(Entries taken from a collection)
§

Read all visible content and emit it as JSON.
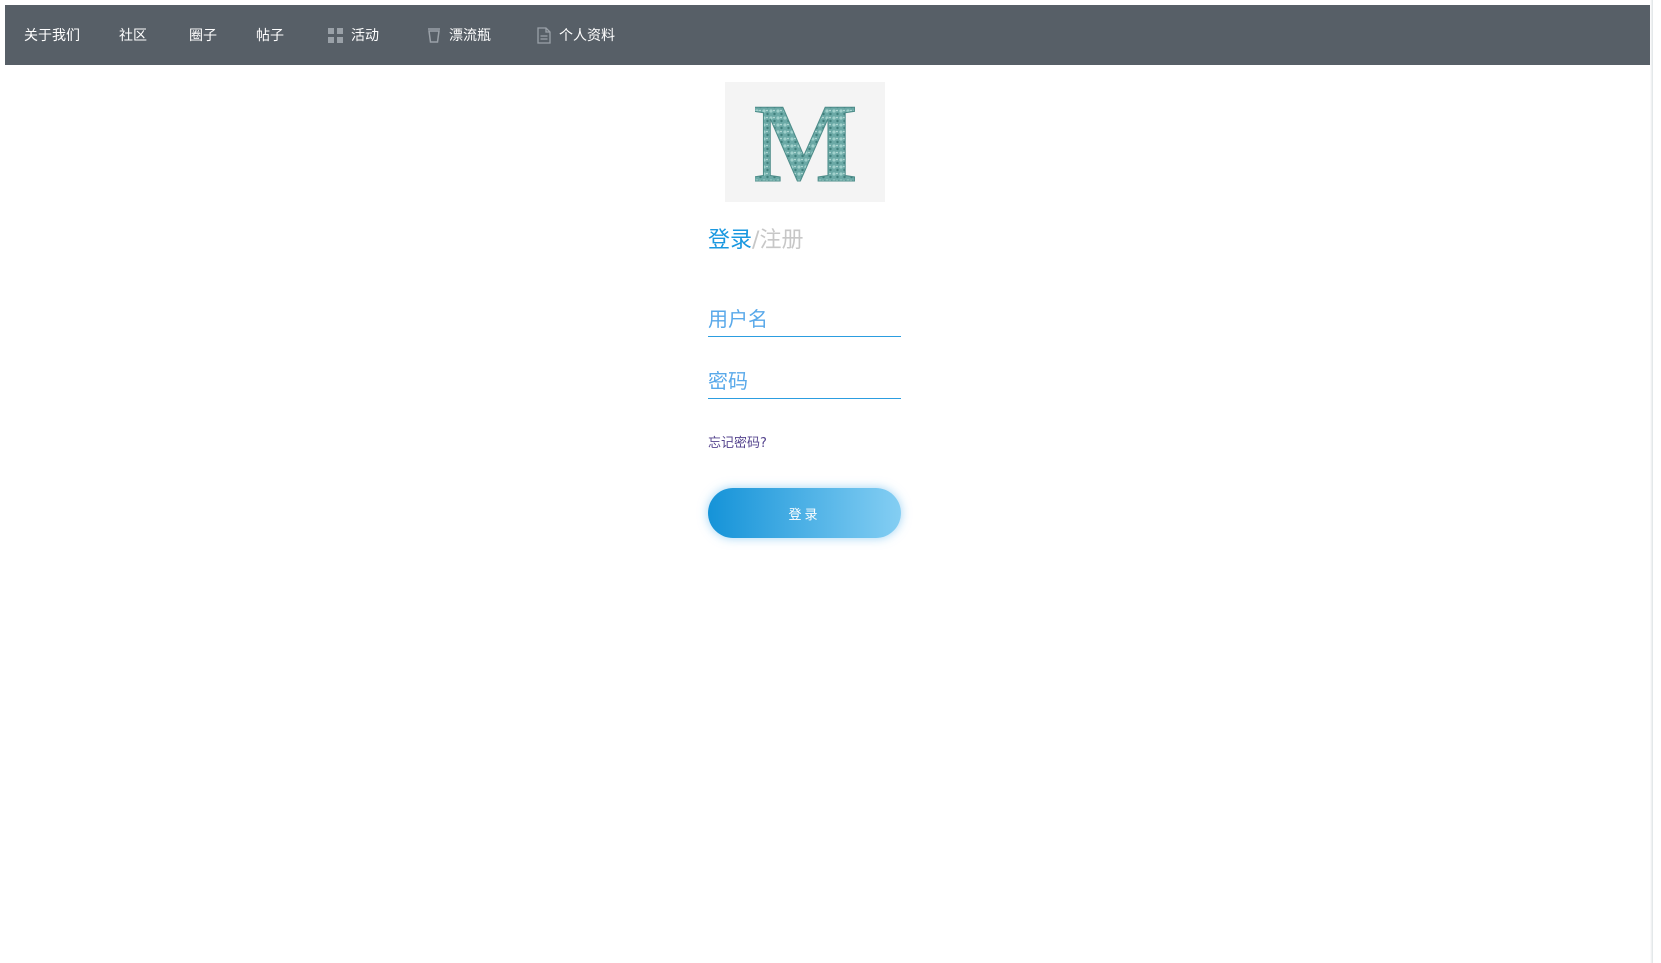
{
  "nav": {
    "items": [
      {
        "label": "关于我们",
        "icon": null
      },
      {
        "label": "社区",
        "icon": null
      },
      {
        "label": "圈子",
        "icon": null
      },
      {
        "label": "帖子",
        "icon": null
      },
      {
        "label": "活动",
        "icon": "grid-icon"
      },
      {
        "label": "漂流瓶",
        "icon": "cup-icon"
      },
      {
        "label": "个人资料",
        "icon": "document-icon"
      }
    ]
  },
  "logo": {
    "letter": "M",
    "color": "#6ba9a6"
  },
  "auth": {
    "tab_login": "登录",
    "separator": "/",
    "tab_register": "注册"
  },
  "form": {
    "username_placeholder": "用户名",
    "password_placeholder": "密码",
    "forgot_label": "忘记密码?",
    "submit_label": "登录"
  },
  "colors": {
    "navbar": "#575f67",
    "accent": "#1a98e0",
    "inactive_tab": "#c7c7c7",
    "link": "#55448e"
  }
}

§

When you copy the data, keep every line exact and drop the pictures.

Read all visible content and emit it as JSON.
{
  "nav": {
    "items": [
      {
        "label": "关于我们",
        "icon": null
      },
      {
        "label": "社区",
        "icon": null
      },
      {
        "label": "圈子",
        "icon": null
      },
      {
        "label": "帖子",
        "icon": null
      },
      {
        "label": "活动",
        "icon": "grid-icon"
      },
      {
        "label": "漂流瓶",
        "icon": "cup-icon"
      },
      {
        "label": "个人资料",
        "icon": "document-icon"
      }
    ]
  },
  "logo": {
    "letter": "M",
    "color": "#6ba9a6"
  },
  "auth": {
    "tab_login": "登录",
    "separator": "/",
    "tab_register": "注册"
  },
  "form": {
    "username_placeholder": "用户名",
    "password_placeholder": "密码",
    "forgot_label": "忘记密码?",
    "submit_label": "登录"
  },
  "colors": {
    "navbar": "#575f67",
    "accent": "#1a98e0",
    "inactive_tab": "#c7c7c7",
    "link": "#55448e"
  }
}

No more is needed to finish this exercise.